▶ **Description of the task**: Task for the listing below: copy it out in full, exactly.

___ Dataset excerpts ___

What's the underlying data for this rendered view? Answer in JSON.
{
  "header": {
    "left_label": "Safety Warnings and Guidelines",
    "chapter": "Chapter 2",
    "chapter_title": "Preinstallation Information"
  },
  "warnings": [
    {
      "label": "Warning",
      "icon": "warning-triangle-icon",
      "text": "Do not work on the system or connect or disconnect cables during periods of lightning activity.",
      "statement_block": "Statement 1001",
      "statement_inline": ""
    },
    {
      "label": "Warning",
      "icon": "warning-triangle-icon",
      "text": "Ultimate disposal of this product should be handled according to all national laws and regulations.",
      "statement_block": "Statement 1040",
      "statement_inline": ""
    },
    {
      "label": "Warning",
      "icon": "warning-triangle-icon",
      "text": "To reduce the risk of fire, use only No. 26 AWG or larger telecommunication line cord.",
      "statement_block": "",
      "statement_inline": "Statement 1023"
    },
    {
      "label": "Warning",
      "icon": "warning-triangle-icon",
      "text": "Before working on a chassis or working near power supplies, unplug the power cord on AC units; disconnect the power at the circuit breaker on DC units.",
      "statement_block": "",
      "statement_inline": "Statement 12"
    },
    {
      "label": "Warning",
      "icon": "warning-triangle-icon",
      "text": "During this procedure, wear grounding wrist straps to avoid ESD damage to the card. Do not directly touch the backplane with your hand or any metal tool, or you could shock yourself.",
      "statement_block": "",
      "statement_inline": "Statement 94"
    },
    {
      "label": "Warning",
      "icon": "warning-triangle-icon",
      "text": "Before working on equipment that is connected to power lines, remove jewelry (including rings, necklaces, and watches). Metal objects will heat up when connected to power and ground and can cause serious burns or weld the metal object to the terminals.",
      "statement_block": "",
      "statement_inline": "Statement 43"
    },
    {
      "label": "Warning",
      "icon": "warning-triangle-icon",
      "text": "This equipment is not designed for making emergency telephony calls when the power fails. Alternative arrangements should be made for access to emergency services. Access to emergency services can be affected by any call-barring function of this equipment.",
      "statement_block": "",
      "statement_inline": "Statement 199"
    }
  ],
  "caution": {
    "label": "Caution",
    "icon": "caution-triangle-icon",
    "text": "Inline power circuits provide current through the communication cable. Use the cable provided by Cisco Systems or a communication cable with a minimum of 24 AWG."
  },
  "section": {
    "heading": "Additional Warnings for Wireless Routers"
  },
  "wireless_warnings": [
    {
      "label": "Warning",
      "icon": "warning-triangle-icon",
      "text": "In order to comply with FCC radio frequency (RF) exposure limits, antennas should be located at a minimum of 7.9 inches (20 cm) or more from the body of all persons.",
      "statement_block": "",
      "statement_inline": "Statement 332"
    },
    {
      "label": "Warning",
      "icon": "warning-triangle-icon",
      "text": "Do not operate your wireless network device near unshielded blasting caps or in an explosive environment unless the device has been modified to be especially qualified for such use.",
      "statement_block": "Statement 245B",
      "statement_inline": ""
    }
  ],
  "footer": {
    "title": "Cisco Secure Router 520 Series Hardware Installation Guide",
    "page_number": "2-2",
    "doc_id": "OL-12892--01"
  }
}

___

▶ **Result**:
What's the underlying data for this rendered view? Answer in JSON.
{
  "header": {
    "left_label": "Safety Warnings and Guidelines",
    "chapter": "Chapter 2",
    "chapter_title": "Preinstallation Information"
  },
  "warnings": [
    {
      "label": "Warning",
      "icon": "warning-triangle-icon",
      "text": "Do not work on the system or connect or disconnect cables during periods of lightning activity.",
      "statement_block": "Statement 1001",
      "statement_inline": ""
    },
    {
      "label": "Warning",
      "icon": "warning-triangle-icon",
      "text": "Ultimate disposal of this product should be handled according to all national laws and regulations.",
      "statement_block": "Statement 1040",
      "statement_inline": ""
    },
    {
      "label": "Warning",
      "icon": "warning-triangle-icon",
      "text": "To reduce the risk of fire, use only No. 26 AWG or larger telecommunication line cord.",
      "statement_block": "",
      "statement_inline": "Statement 1023"
    },
    {
      "label": "Warning",
      "icon": "warning-triangle-icon",
      "text": "Before working on a chassis or working near power supplies, unplug the power cord on AC units; disconnect the power at the circuit breaker on DC units.",
      "statement_block": "",
      "statement_inline": "Statement 12"
    },
    {
      "label": "Warning",
      "icon": "warning-triangle-icon",
      "text": "During this procedure, wear grounding wrist straps to avoid ESD damage to the card. Do not directly touch the backplane with your hand or any metal tool, or you could shock yourself.",
      "statement_block": "",
      "statement_inline": "Statement 94"
    },
    {
      "label": "Warning",
      "icon": "warning-triangle-icon",
      "text": "Before working on equipment that is connected to power lines, remove jewelry (including rings, necklaces, and watches). Metal objects will heat up when connected to power and ground and can cause serious burns or weld the metal object to the terminals.",
      "statement_block": "",
      "statement_inline": "Statement 43"
    },
    {
      "label": "Warning",
      "icon": "warning-triangle-icon",
      "text": "This equipment is not designed for making emergency telephony calls when the power fails. Alternative arrangements should be made for access to emergency services. Access to emergency services can be affected by any call-barring function of this equipment.",
      "statement_block": "",
      "statement_inline": "Statement 199"
    }
  ],
  "caution": {
    "label": "Caution",
    "icon": "caution-triangle-icon",
    "text": "Inline power circuits provide current through the communication cable. Use the cable provided by Cisco Systems or a communication cable with a minimum of 24 AWG."
  },
  "section": {
    "heading": "Additional Warnings for Wireless Routers"
  },
  "wireless_warnings": [
    {
      "label": "Warning",
      "icon": "warning-triangle-icon",
      "text": "In order to comply with FCC radio frequency (RF) exposure limits, antennas should be located at a minimum of 7.9 inches (20 cm) or more from the body of all persons.",
      "statement_block": "",
      "statement_inline": "Statement 332"
    },
    {
      "label": "Warning",
      "icon": "warning-triangle-icon",
      "text": "Do not operate your wireless network device near unshielded blasting caps or in an explosive environment unless the device has been modified to be especially qualified for such use.",
      "statement_block": "Statement 245B",
      "statement_inline": ""
    }
  ],
  "footer": {
    "title": "Cisco Secure Router 520 Series Hardware Installation Guide",
    "page_number": "2-2",
    "doc_id": "OL-12892--01"
  }
}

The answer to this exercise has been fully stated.